[Start of section]

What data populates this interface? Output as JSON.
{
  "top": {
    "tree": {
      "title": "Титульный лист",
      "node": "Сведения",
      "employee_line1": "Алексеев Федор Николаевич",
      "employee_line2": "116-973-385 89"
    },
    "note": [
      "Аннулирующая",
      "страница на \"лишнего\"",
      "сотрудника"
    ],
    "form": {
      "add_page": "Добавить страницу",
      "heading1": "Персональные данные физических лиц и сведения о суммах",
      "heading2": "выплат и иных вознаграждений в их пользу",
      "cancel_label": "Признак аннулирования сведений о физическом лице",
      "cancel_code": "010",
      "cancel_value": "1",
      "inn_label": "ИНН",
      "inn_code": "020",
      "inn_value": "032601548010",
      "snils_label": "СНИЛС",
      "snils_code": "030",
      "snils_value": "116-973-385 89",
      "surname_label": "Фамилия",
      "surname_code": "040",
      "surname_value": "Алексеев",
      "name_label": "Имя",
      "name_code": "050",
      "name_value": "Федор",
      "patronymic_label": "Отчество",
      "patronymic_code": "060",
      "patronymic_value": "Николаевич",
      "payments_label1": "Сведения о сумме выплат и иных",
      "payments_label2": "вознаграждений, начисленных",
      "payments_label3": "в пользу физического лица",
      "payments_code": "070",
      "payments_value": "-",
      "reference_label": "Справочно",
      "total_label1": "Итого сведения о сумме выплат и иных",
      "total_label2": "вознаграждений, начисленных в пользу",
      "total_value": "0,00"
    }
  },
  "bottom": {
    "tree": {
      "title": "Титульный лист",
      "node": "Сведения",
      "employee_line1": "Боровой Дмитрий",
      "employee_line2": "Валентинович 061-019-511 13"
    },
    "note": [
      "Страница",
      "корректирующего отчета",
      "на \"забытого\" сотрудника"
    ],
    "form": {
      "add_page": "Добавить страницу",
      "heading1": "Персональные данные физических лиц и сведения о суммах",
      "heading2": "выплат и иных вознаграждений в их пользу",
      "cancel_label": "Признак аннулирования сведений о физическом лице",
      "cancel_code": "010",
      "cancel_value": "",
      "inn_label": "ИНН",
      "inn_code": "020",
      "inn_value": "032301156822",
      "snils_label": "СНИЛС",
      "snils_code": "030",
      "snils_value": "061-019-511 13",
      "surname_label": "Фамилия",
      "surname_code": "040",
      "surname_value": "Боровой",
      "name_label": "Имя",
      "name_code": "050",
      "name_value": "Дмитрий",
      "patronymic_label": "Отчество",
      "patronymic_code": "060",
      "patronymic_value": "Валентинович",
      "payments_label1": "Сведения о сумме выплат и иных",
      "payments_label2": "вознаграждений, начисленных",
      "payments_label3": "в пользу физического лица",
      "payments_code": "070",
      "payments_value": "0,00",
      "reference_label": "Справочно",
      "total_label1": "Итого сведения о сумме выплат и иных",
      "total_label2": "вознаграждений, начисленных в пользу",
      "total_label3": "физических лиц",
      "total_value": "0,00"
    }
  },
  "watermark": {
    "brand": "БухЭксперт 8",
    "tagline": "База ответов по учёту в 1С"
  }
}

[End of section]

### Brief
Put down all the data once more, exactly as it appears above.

### Result of this task
What data populates this interface? Output as JSON.
{
  "top": {
    "tree": {
      "title": "Титульный лист",
      "node": "Сведения",
      "employee_line1": "Алексеев Федор Николаевич",
      "employee_line2": "116-973-385 89"
    },
    "note": [
      "Аннулирующая",
      "страница на \"лишнего\"",
      "сотрудника"
    ],
    "form": {
      "add_page": "Добавить страницу",
      "heading1": "Персональные данные физических лиц и сведения о суммах",
      "heading2": "выплат и иных вознаграждений в их пользу",
      "cancel_label": "Признак аннулирования сведений о физическом лице",
      "cancel_code": "010",
      "cancel_value": "1",
      "inn_label": "ИНН",
      "inn_code": "020",
      "inn_value": "032601548010",
      "snils_label": "СНИЛС",
      "snils_code": "030",
      "snils_value": "116-973-385 89",
      "surname_label": "Фамилия",
      "surname_code": "040",
      "surname_value": "Алексеев",
      "name_label": "Имя",
      "name_code": "050",
      "name_value": "Федор",
      "patronymic_label": "Отчество",
      "patronymic_code": "060",
      "patronymic_value": "Николаевич",
      "payments_label1": "Сведения о сумме выплат и иных",
      "payments_label2": "вознаграждений, начисленных",
      "payments_label3": "в пользу физического лица",
      "payments_code": "070",
      "payments_value": "-",
      "reference_label": "Справочно",
      "total_label1": "Итого сведения о сумме выплат и иных",
      "total_label2": "вознаграждений, начисленных в пользу",
      "total_value": "0,00"
    }
  },
  "bottom": {
    "tree": {
      "title": "Титульный лист",
      "node": "Сведения",
      "employee_line1": "Боровой Дмитрий",
      "employee_line2": "Валентинович 061-019-511 13"
    },
    "note": [
      "Страница",
      "корректирующего отчета",
      "на \"забытого\" сотрудника"
    ],
    "form": {
      "add_page": "Добавить страницу",
      "heading1": "Персональные данные физических лиц и сведения о суммах",
      "heading2": "выплат и иных вознаграждений в их пользу",
      "cancel_label": "Признак аннулирования сведений о физическом лице",
      "cancel_code": "010",
      "cancel_value": "",
      "inn_label": "ИНН",
      "inn_code": "020",
      "inn_value": "032301156822",
      "snils_label": "СНИЛС",
      "snils_code": "030",
      "snils_value": "061-019-511 13",
      "surname_label": "Фамилия",
      "surname_code": "040",
      "surname_value": "Боровой",
      "name_label": "Имя",
      "name_code": "050",
      "name_value": "Дмитрий",
      "patronymic_label": "Отчество",
      "patronymic_code": "060",
      "patronymic_value": "Валентинович",
      "payments_label1": "Сведения о сумме выплат и иных",
      "payments_label2": "вознаграждений, начисленных",
      "payments_label3": "в пользу физического лица",
      "payments_code": "070",
      "payments_value": "0,00",
      "reference_label": "Справочно",
      "total_label1": "Итого сведения о сумме выплат и иных",
      "total_label2": "вознаграждений, начисленных в пользу",
      "total_label3": "физических лиц",
      "total_value": "0,00"
    }
  },
  "watermark": {
    "brand": "БухЭксперт 8",
    "tagline": "База ответов по учёту в 1С"
  }
}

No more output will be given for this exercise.